DATA FOR PROCESSING:

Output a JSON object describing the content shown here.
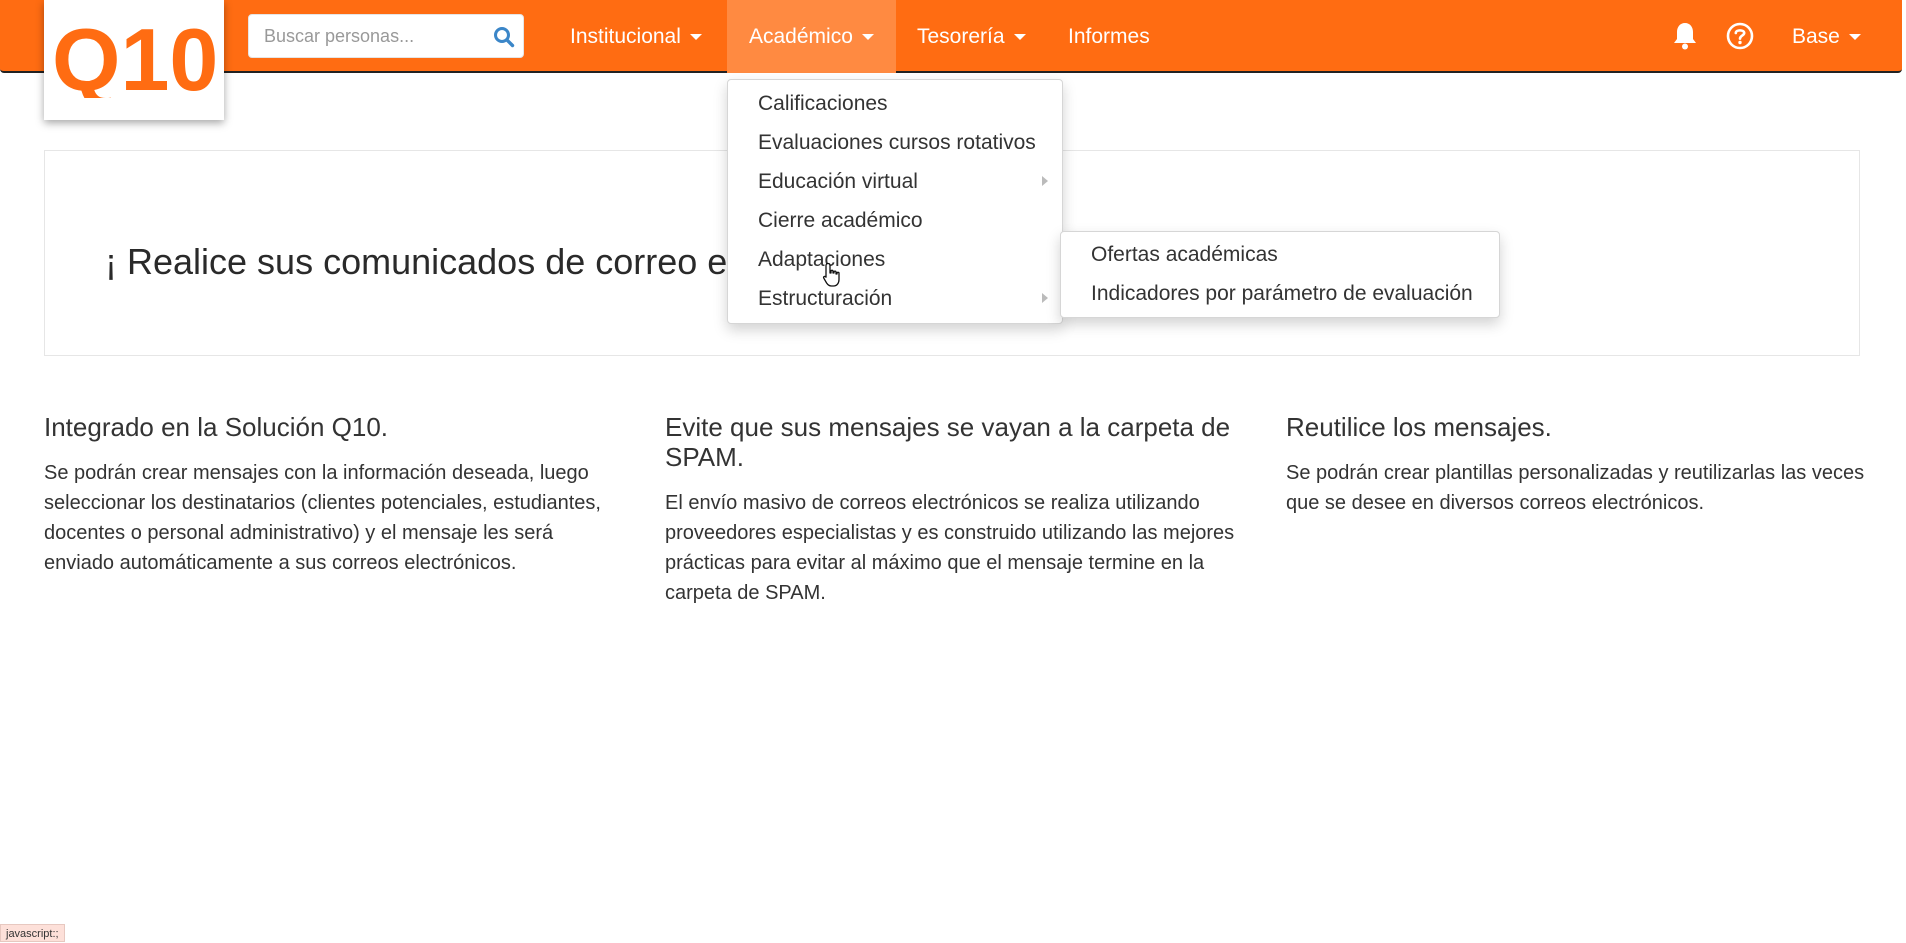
{
  "colors": {
    "brand": "#ff6c12",
    "brand_active": "#ff8a41",
    "search_icon": "#3b86c8"
  },
  "logo": {
    "text": "Q10",
    "color": "#ff6c12"
  },
  "search": {
    "placeholder": "Buscar personas..."
  },
  "nav": {
    "items": [
      {
        "label": "Institucional",
        "has_caret": true
      },
      {
        "label": "Académico",
        "has_caret": true,
        "active": true
      },
      {
        "label": "Tesorería",
        "has_caret": true
      },
      {
        "label": "Informes",
        "has_caret": false
      }
    ],
    "icons": [
      "bell-icon",
      "help-circle-icon"
    ],
    "user_menu": "Base"
  },
  "academic_menu": {
    "items": [
      {
        "label": "Calificaciones",
        "has_submenu": false
      },
      {
        "label": "Evaluaciones cursos rotativos",
        "has_submenu": false
      },
      {
        "label": "Educación virtual",
        "has_submenu": true
      },
      {
        "label": "Cierre académico",
        "has_submenu": false
      },
      {
        "label": "Adaptaciones",
        "has_submenu": false,
        "hovered": true
      },
      {
        "label": "Estructuración",
        "has_submenu": true
      }
    ]
  },
  "adaptaciones_submenu": {
    "items": [
      {
        "label": "Ofertas académicas"
      },
      {
        "label": "Indicadores por parámetro de evaluación"
      }
    ]
  },
  "hero": {
    "text": "¡ Realice sus comunicados de correo ele"
  },
  "features": [
    {
      "title": "Integrado en la Solución Q10.",
      "body": "Se podrán crear mensajes con la información deseada, luego seleccionar los destinatarios (clientes potenciales, estudiantes, docentes o personal administrativo) y el mensaje les será enviado automáticamente a sus correos electrónicos."
    },
    {
      "title": "Evite que sus mensajes se vayan a la carpeta de SPAM.",
      "body": "El envío masivo de correos electrónicos se realiza utilizando proveedores especialistas y es construido utilizando las mejores prácticas para evitar al máximo que el mensaje termine en la carpeta de SPAM."
    },
    {
      "title": "Reutilice los mensajes.",
      "body": "Se podrán crear plantillas personalizadas y reutilizarlas las veces que se desee en diversos correos electrónicos."
    }
  ],
  "statusbar": {
    "text": "javascript:;"
  }
}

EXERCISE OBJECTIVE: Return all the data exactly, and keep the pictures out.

SOLUTION TO THIS PROBLEM:
Output a JSON object describing the content shown here.
{
  "colors": {
    "brand": "#ff6c12",
    "brand_active": "#ff8a41",
    "search_icon": "#3b86c8"
  },
  "logo": {
    "text": "Q10",
    "color": "#ff6c12"
  },
  "search": {
    "placeholder": "Buscar personas..."
  },
  "nav": {
    "items": [
      {
        "label": "Institucional",
        "has_caret": true
      },
      {
        "label": "Académico",
        "has_caret": true,
        "active": true
      },
      {
        "label": "Tesorería",
        "has_caret": true
      },
      {
        "label": "Informes",
        "has_caret": false
      }
    ],
    "icons": [
      "bell-icon",
      "help-circle-icon"
    ],
    "user_menu": "Base"
  },
  "academic_menu": {
    "items": [
      {
        "label": "Calificaciones",
        "has_submenu": false
      },
      {
        "label": "Evaluaciones cursos rotativos",
        "has_submenu": false
      },
      {
        "label": "Educación virtual",
        "has_submenu": true
      },
      {
        "label": "Cierre académico",
        "has_submenu": false
      },
      {
        "label": "Adaptaciones",
        "has_submenu": false,
        "hovered": true
      },
      {
        "label": "Estructuración",
        "has_submenu": true
      }
    ]
  },
  "adaptaciones_submenu": {
    "items": [
      {
        "label": "Ofertas académicas"
      },
      {
        "label": "Indicadores por parámetro de evaluación"
      }
    ]
  },
  "hero": {
    "text": "¡ Realice sus comunicados de correo ele"
  },
  "features": [
    {
      "title": "Integrado en la Solución Q10.",
      "body": "Se podrán crear mensajes con la información deseada, luego seleccionar los destinatarios (clientes potenciales, estudiantes, docentes o personal administrativo) y el mensaje les será enviado automáticamente a sus correos electrónicos."
    },
    {
      "title": "Evite que sus mensajes se vayan a la carpeta de SPAM.",
      "body": "El envío masivo de correos electrónicos se realiza utilizando proveedores especialistas y es construido utilizando las mejores prácticas para evitar al máximo que el mensaje termine en la carpeta de SPAM."
    },
    {
      "title": "Reutilice los mensajes.",
      "body": "Se podrán crear plantillas personalizadas y reutilizarlas las veces que se desee en diversos correos electrónicos."
    }
  ],
  "statusbar": {
    "text": "javascript:;"
  }
}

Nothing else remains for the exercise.